If I learned to speak Mandarin perfectly, with no discernible foreign accent, if I lived the rest of my life in this city, if I my children were born here, if my grandchildren were born here, even if I dyed my hair black, got dark contacts and tried my very best to blend in as much as possible—one thing will still always remain—I’m a foreigner.
As a native of a country where we can’t readily identify foreigners, even by their color of skin or the language they speak—it’s easy for us to never really ponder what it means to be “foreign.” But here, my status as a foreigner is obvious and constant.
After nearly 4 weeks of traveling, I returned “home” a few days ago. Although I was leaving this beautiful country full of warmth and sunshine:
I was excited to be returning to this foreign land—which over the past few months begins to feel more familiar, like a place I belong. Perhaps that’s why my status once again as foreign was a little bit jarring. My first night back we went to dinner at a restaurant we frequent. Another diner moved across the restaurant to stare at us. He probably wanted to examine the foreigners’ chopstick skills. Or maybe he was just intrigued by the group of foreigners.
While at times this identity as a foreigner can be a bit overwhelming, I have to say I’ve grown in some ways to appreciate. In one of my early letters home I mentioned that living here, ‘I’m continually reminded that for each of us, this is not our home. China is no more my home than the land of (real) football and barbecue is.’

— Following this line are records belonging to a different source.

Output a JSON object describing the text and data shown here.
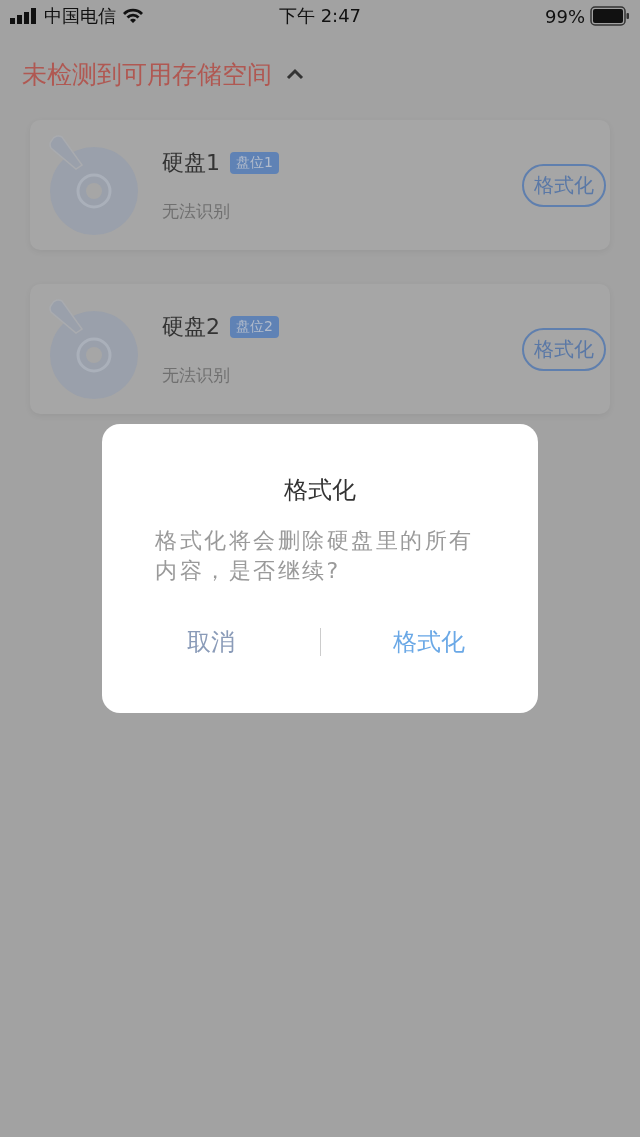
{
  "status_bar": {
    "carrier": "中国电信",
    "time": "下午 2:47",
    "battery": "99%"
  },
  "section": {
    "title": "未检测到可用存储空间",
    "expanded": true
  },
  "disks": [
    {
      "name": "硬盘1",
      "slot": "盘位1",
      "status": "无法识别",
      "action": "格式化"
    },
    {
      "name": "硬盘2",
      "slot": "盘位2",
      "status": "无法识别",
      "action": "格式化"
    }
  ],
  "dialog": {
    "title": "格式化",
    "message": "格式化将会删除硬盘里的所有内容，是否继续?",
    "buttons": [
      {
        "kind": "cancel",
        "label": "取消"
      },
      {
        "kind": "confirm",
        "label": "格式化"
      }
    ]
  }
}
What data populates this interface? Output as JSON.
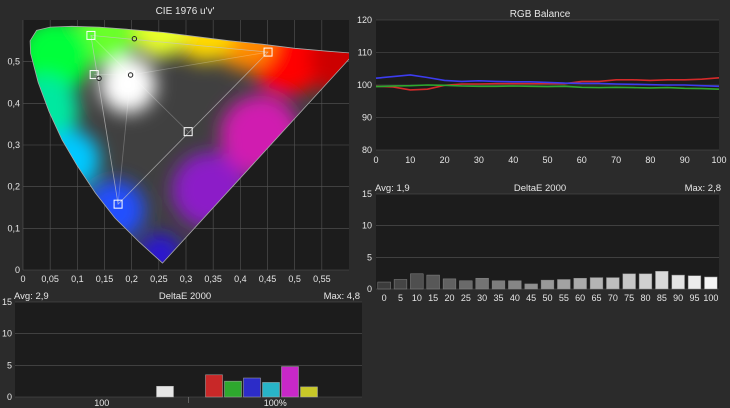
{
  "colors": {
    "background": "#2b2b2b",
    "plot_bg": "#1c1c1c",
    "grid": "#555555",
    "text": "#e6e6e6"
  },
  "chart_data": [
    {
      "id": "cie",
      "type": "scatter",
      "title": "CIE 1976 u'v'",
      "xlim": [
        0,
        0.6
      ],
      "ylim": [
        0,
        0.6
      ],
      "x_ticks": [
        "0",
        "0,05",
        "0,1",
        "0,15",
        "0,2",
        "0,25",
        "0,3",
        "0,35",
        "0,4",
        "0,45",
        "0,5",
        "0,55"
      ],
      "y_ticks": [
        "0",
        "0,1",
        "0,2",
        "0,3",
        "0,4",
        "0,5"
      ],
      "gamut_target": [
        [
          0.451,
          0.523
        ],
        [
          0.125,
          0.563
        ],
        [
          0.175,
          0.158
        ]
      ],
      "targets": [
        [
          0.451,
          0.523
        ],
        [
          0.125,
          0.563
        ],
        [
          0.175,
          0.158
        ],
        [
          0.131,
          0.469
        ],
        [
          0.198,
          0.468
        ],
        [
          0.304,
          0.332
        ]
      ],
      "measured": [
        [
          0.205,
          0.555
        ],
        [
          0.14,
          0.46
        ],
        [
          0.198,
          0.468
        ]
      ]
    },
    {
      "id": "rgb",
      "type": "line",
      "title": "RGB Balance",
      "xlim": [
        0,
        100
      ],
      "ylim": [
        80,
        120
      ],
      "x_ticks": [
        "0",
        "10",
        "20",
        "30",
        "40",
        "50",
        "60",
        "70",
        "80",
        "90",
        "100"
      ],
      "y_ticks": [
        "80",
        "90",
        "100",
        "110",
        "120"
      ],
      "x": [
        0,
        5,
        10,
        15,
        20,
        25,
        30,
        35,
        40,
        45,
        50,
        55,
        60,
        65,
        70,
        75,
        80,
        85,
        90,
        95,
        100
      ],
      "series": [
        {
          "color": "#d42a2a",
          "values": [
            99.6,
            99.4,
            98.5,
            98.7,
            99.9,
            100.3,
            100.3,
            100.4,
            100.4,
            100.4,
            100.4,
            100.4,
            101.1,
            101.1,
            101.6,
            101.6,
            101.4,
            101.6,
            101.6,
            101.8,
            102.2
          ]
        },
        {
          "color": "#2ea82e",
          "values": [
            99.5,
            99.7,
            99.8,
            100.0,
            99.9,
            99.7,
            99.6,
            99.6,
            99.7,
            99.6,
            99.5,
            99.6,
            99.3,
            99.2,
            99.3,
            99.2,
            99.1,
            99.2,
            99.0,
            98.9,
            98.7
          ]
        },
        {
          "color": "#3c3cf0",
          "values": [
            102.1,
            102.6,
            103.1,
            102.3,
            101.4,
            101.1,
            101.3,
            101.1,
            101.0,
            101.0,
            100.8,
            100.6,
            100.5,
            100.5,
            100.3,
            100.2,
            100.1,
            100.0,
            100.0,
            99.8,
            99.6
          ]
        }
      ]
    },
    {
      "id": "de_gray",
      "type": "bar",
      "title": "DeltaE 2000",
      "avg_label": "Avg: 1,9",
      "max_label": "Max: 2,8",
      "ylim": [
        0,
        15
      ],
      "y_ticks": [
        "0",
        "5",
        "10",
        "15"
      ],
      "categories": [
        "0",
        "5",
        "10",
        "15",
        "20",
        "25",
        "30",
        "35",
        "40",
        "45",
        "50",
        "55",
        "60",
        "65",
        "70",
        "75",
        "80",
        "85",
        "90",
        "95",
        "100"
      ],
      "values": [
        1.1,
        1.5,
        2.4,
        2.2,
        1.6,
        1.3,
        1.7,
        1.3,
        1.3,
        0.8,
        1.4,
        1.5,
        1.7,
        1.8,
        1.8,
        2.4,
        2.4,
        2.8,
        2.2,
        2.1,
        1.9
      ]
    },
    {
      "id": "de_color",
      "type": "bar",
      "title": "DeltaE 2000",
      "avg_label": "Avg: 2,9",
      "max_label": "Max: 4,8",
      "ylim": [
        0,
        15
      ],
      "y_ticks": [
        "0",
        "5",
        "10",
        "15"
      ],
      "groups": [
        "100",
        "100%"
      ],
      "bars": [
        {
          "color": "#e6e6e6",
          "value": 1.7
        },
        {
          "color": "#c82828",
          "value": 3.5
        },
        {
          "color": "#2ea82e",
          "value": 2.5
        },
        {
          "color": "#2c2cc8",
          "value": 3.0
        },
        {
          "color": "#28b4c8",
          "value": 2.3
        },
        {
          "color": "#c828c8",
          "value": 4.8
        },
        {
          "color": "#c8c828",
          "value": 1.6
        }
      ]
    }
  ]
}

So even as I retain my foreign status, I’m thankful for the opportunities that it brings me to meet new people and build relationships. I’m thankful for the many foreign things that become familiar. And I’m thankful for the reminder that I am made for a greater home and have been given a “longing for a better country—a heavenly one.”